### Data records
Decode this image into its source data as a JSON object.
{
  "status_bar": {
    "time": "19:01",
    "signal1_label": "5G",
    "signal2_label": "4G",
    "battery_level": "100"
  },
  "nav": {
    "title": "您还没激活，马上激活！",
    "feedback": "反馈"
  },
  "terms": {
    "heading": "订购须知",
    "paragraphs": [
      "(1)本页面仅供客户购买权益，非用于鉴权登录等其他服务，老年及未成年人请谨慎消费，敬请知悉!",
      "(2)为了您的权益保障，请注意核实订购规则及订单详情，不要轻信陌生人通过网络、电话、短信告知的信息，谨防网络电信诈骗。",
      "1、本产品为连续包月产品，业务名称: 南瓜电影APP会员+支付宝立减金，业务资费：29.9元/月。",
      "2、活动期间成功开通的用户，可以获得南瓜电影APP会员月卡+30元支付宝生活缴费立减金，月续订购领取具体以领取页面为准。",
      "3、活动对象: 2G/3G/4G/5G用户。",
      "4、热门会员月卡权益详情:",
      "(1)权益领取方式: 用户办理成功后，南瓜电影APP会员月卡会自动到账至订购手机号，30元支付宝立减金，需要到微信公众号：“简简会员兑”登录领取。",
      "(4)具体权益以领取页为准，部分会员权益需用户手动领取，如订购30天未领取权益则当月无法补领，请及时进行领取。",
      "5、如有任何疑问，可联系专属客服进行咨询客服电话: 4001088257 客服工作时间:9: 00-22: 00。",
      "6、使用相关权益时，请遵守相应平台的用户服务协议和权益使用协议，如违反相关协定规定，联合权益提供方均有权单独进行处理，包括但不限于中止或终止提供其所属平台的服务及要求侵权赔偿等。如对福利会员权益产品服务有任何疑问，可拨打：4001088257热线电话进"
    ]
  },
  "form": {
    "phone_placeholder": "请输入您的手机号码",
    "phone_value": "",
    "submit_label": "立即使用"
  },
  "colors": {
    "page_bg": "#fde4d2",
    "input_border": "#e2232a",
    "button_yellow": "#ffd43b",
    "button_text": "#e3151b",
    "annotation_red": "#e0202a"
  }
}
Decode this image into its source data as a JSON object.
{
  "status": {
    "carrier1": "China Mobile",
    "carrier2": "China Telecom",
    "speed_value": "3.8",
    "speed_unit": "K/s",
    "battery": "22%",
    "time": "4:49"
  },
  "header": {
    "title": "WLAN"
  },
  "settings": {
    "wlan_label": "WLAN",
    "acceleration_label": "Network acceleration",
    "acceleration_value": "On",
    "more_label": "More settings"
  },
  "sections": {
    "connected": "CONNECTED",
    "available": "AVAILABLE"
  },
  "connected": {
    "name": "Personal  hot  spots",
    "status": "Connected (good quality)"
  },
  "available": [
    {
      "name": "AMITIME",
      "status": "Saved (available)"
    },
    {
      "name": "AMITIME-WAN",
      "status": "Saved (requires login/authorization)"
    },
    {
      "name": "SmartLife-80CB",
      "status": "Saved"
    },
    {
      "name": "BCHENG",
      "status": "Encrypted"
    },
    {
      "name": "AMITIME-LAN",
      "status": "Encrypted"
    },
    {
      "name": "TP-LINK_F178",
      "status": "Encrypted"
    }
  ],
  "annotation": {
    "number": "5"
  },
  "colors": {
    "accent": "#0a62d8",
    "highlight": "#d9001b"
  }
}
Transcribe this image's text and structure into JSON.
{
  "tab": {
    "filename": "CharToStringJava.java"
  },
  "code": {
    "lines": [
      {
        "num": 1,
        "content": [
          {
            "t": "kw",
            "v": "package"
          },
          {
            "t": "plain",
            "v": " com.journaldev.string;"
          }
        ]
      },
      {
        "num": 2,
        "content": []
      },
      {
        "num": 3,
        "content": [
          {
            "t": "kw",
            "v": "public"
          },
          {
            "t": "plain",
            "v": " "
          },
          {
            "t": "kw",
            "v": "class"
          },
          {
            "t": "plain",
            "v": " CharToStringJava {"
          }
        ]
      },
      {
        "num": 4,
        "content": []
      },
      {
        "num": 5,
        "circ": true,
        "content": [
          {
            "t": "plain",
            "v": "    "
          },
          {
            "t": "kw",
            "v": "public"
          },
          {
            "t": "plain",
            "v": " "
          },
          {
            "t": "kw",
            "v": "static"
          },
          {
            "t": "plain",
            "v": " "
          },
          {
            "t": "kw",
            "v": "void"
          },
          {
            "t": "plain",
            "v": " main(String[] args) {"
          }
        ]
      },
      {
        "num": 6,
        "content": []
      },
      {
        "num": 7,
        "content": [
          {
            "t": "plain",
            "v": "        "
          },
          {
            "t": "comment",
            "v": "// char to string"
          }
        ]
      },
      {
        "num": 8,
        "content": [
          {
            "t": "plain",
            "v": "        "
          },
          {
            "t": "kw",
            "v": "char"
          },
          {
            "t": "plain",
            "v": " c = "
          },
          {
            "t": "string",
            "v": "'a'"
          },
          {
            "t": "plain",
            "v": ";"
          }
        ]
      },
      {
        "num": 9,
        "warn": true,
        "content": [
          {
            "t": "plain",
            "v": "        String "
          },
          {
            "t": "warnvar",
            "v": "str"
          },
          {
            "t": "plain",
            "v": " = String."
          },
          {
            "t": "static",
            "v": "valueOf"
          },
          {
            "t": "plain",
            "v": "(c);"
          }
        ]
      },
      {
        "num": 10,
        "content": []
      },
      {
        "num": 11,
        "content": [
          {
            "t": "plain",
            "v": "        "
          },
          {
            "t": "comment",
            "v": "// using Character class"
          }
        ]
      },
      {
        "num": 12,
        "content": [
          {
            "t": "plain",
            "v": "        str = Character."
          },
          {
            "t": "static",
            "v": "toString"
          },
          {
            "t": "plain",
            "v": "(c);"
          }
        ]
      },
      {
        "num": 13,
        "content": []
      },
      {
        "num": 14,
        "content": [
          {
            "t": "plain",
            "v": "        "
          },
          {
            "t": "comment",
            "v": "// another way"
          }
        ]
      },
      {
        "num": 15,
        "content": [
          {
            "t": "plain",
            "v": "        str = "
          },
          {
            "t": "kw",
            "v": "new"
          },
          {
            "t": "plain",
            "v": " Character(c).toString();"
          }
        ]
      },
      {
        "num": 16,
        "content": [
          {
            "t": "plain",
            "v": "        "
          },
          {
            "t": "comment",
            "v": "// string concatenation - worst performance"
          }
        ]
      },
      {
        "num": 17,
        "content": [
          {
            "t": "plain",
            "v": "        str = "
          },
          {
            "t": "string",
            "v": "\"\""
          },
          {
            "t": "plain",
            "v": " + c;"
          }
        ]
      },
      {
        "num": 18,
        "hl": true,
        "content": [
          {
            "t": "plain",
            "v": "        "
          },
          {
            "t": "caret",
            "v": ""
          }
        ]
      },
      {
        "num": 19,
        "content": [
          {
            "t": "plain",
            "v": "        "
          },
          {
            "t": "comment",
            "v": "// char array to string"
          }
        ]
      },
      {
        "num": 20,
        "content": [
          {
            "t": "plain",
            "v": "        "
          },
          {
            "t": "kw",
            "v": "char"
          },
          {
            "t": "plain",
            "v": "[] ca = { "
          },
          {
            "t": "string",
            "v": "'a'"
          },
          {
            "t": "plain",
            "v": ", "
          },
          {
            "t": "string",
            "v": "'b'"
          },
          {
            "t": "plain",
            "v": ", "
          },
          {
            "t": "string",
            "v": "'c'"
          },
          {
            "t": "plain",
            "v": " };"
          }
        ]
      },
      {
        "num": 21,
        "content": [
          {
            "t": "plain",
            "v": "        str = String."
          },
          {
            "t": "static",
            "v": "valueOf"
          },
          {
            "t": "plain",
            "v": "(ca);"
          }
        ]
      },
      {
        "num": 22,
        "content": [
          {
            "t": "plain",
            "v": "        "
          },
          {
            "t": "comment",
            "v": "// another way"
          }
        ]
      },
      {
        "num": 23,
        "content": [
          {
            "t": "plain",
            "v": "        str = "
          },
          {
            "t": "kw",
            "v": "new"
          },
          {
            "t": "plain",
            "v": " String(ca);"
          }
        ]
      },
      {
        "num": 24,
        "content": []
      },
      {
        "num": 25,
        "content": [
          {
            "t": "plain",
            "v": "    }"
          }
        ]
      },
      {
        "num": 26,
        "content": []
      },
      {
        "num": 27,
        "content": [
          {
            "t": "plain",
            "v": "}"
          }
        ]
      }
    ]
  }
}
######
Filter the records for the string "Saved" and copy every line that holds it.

_Problem solution:_
      "status": "Saved (available)"
      "status": "Saved (requires login/authorization)"
      "status": "Saved"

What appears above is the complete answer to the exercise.